Wednesday, 28 January 2015

Gormack Burn

Another bank

How do you generate ideas for creative writing? How do you, after deciding upon the theme, develop a story?

My creative spark in Following the River is Neil Gunn’s book Highland River, but the way in which I will respond to it is only emerging to me slowly. What really stands out for me in the novel is the way the main character Kenn explores the landscape of Dunbeath Water, the landscape that frames and framed his childhood experiences. A walk along Dunbeath Water is certainly something I aspire to, but my walk will be very different from that of Kenn’s as I lack the intimate connection with that landscape.
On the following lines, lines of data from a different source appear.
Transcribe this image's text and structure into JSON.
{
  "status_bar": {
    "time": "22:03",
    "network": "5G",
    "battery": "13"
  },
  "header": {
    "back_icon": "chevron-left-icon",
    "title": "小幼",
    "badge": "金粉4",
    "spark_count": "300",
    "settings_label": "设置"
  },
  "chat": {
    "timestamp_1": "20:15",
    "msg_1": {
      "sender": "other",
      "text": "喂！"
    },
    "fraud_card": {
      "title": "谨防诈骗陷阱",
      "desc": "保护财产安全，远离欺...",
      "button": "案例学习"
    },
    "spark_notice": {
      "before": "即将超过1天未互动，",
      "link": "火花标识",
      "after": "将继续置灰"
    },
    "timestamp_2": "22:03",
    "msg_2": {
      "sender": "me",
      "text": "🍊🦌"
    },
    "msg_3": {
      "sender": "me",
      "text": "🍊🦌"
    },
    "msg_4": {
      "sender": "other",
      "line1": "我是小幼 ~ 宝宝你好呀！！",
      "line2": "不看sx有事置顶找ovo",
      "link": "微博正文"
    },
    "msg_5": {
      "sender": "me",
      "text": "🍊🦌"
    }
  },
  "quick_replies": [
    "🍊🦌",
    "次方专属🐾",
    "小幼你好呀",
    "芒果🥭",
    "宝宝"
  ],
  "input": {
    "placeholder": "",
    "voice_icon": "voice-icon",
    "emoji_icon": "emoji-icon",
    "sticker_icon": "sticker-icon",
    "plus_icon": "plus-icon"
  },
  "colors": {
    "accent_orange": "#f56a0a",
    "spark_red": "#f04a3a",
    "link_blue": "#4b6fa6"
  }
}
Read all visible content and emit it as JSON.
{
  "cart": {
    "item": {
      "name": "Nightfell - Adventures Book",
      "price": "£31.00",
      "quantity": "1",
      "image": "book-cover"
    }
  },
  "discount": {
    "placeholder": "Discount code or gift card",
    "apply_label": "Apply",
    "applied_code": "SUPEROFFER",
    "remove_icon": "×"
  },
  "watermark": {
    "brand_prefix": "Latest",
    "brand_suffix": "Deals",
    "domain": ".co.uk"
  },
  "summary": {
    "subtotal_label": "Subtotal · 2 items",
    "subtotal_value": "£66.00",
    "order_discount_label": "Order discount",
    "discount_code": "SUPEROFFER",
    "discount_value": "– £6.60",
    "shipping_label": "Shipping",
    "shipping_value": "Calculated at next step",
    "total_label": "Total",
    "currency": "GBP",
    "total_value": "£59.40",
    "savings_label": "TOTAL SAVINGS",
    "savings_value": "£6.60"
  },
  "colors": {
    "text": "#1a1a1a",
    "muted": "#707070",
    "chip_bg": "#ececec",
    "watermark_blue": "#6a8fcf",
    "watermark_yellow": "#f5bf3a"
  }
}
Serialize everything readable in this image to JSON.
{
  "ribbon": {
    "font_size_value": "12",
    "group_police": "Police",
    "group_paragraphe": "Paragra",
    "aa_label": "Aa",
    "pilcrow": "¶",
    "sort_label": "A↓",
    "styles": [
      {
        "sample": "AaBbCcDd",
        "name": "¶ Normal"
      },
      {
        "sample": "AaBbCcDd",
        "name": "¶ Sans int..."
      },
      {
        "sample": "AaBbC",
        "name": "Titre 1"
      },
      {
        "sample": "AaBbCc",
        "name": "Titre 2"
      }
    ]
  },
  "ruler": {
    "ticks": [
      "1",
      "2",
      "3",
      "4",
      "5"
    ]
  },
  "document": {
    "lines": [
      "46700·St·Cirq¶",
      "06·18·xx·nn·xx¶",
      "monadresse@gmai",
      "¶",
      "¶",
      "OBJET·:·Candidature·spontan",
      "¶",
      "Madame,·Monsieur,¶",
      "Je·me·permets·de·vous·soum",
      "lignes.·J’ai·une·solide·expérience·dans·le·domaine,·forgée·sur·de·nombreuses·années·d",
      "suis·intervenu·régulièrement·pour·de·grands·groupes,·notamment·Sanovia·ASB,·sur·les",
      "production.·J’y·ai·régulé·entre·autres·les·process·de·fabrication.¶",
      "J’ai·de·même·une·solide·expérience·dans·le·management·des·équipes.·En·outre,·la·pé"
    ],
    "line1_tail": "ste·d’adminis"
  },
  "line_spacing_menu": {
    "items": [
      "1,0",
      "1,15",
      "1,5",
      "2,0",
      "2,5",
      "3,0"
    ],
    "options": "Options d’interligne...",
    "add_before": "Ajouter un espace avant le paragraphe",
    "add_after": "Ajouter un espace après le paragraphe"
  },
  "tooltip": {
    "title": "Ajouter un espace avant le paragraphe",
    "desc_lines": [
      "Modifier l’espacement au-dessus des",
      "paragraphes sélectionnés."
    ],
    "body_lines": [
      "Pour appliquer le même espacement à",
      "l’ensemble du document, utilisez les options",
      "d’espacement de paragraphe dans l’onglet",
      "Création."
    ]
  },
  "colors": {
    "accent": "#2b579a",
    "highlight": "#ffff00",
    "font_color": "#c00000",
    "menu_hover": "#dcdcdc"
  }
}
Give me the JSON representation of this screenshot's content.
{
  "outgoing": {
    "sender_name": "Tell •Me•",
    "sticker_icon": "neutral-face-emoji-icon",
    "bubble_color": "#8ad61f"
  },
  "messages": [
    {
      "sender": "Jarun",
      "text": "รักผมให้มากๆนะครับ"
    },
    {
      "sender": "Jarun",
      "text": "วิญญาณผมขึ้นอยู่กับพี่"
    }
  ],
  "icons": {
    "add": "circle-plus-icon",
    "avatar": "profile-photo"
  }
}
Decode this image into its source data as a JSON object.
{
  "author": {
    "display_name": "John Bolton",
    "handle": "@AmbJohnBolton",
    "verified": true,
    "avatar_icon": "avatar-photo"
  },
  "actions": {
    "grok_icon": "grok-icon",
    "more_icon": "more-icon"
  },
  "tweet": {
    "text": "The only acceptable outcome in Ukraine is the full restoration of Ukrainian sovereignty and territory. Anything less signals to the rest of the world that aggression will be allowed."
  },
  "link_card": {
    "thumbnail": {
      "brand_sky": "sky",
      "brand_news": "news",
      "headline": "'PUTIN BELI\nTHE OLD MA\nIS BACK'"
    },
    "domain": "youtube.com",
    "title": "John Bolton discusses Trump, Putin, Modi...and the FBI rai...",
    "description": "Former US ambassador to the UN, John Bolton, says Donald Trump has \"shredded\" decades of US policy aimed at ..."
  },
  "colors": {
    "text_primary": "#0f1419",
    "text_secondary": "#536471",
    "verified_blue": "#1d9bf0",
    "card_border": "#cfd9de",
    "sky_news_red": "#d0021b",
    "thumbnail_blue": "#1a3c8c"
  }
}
My experience of the strath will be that of a stranger.

I thus need another strategy to explore the idea of walking along a river - I need to find a river that I know well. The landscape around my home is infused by rivers. To the south, the river Dee carves its way east towards the North Sea. Contributing to this river are many burns, among which Culter Burn, an important spawning ground for salmon. The papermill that used to dominate life in Culter up to the 1970s has, however, dammed this burn a mile upstream. Last autumn, a fish ladder was installed just behind my house and the first salmon have explored their way up north along Leuchar Burn and their way up west along Gormack Burn. Interestingly, both of these burns find their source on the foothills of Hill of Fare.

To emulate Kenn’s experience of walking to the source of a river with which he is intimately acquainted, I have decided to walk Gormack Burn from its junction with the river Dee to its source on Hill of Fare. Though I have often encountered this burn on my many walks, I have actually never followed its course as such. By taking pictures and making sound recordings, and by writing poems, my experience of following the course of the river is intensified and my awareness of the river is lifted from something I take for granted to something I’m highly aware of.

Earlier this week I did my first walk along Gormack Burn. The poems this walk generated capture observations, atmospheres, thoughts. I expect the walk along the entire course of the burn to take  around six days, and to generate a series of poems. Among these poems I hope to find the spark that will ignite the storyline for my script.

Copyright text, poem and image Petra Vergunst

Tuesday, 6 January 2015

New arrivals

To get inspiration for Following the River I have been exploring Loch of Skene the last few weeks.

As the autumn evening settles
smoke from scattered chimneys
lies low over fields
cotton warmth
merges with October woods

A walker labours
carved forest paths
to the shores of the loch

The weight of the day’s journey
suppressed by feet
scurrying tired leaves
in storm-strangled groves

Fourteen hours it took geese
to navigate the ocean –
that morning, as they left Icelandic lands
the walker set off
to reach the edge of the water
in time to greet the new arrivals.

Copyright text, poem and image Petra Vergunst

Following the river

A new year, a new beginning.

As the final project for my composition studies with the OCA two years ago, I composed the chamber opera Highland River based on Neil Gunn’s novel of the same name. The idea of journeying – daily journeys, away from one’s childhood landscape, to the source of the river – that is central in this novel  has continued to inspire me. And this was how I started my conversation with Dunbeath Preservation Trust who celebrate the work of Neil Gunn. Two years on this will result in a year-long poetry and composition project around the idea of journeying along a river. Kenn, the main character of Highland River, salmon and geese will be my travel companions. Part of my creative work will take place in Dunbeath, part of in Aberdeenshire river landscapes around my home.

A new beginning. Sparks from previous years have ignited Following the River.

As part of this project I shall be working towards a performance during the annual Light in the North Festival organised by Dunbeath Preservation Trust around the birthday of Neil Gunn in November. In the course of the year, however, I hope to share ideas, compositions and poems in progress as part of performances, readings and walks.

Other blogposts for Following the River:
New Arrivals
Gormack Burn
Poetry as document
Gunn's modern pilgrimage

Copyright text and image Petra Vergunst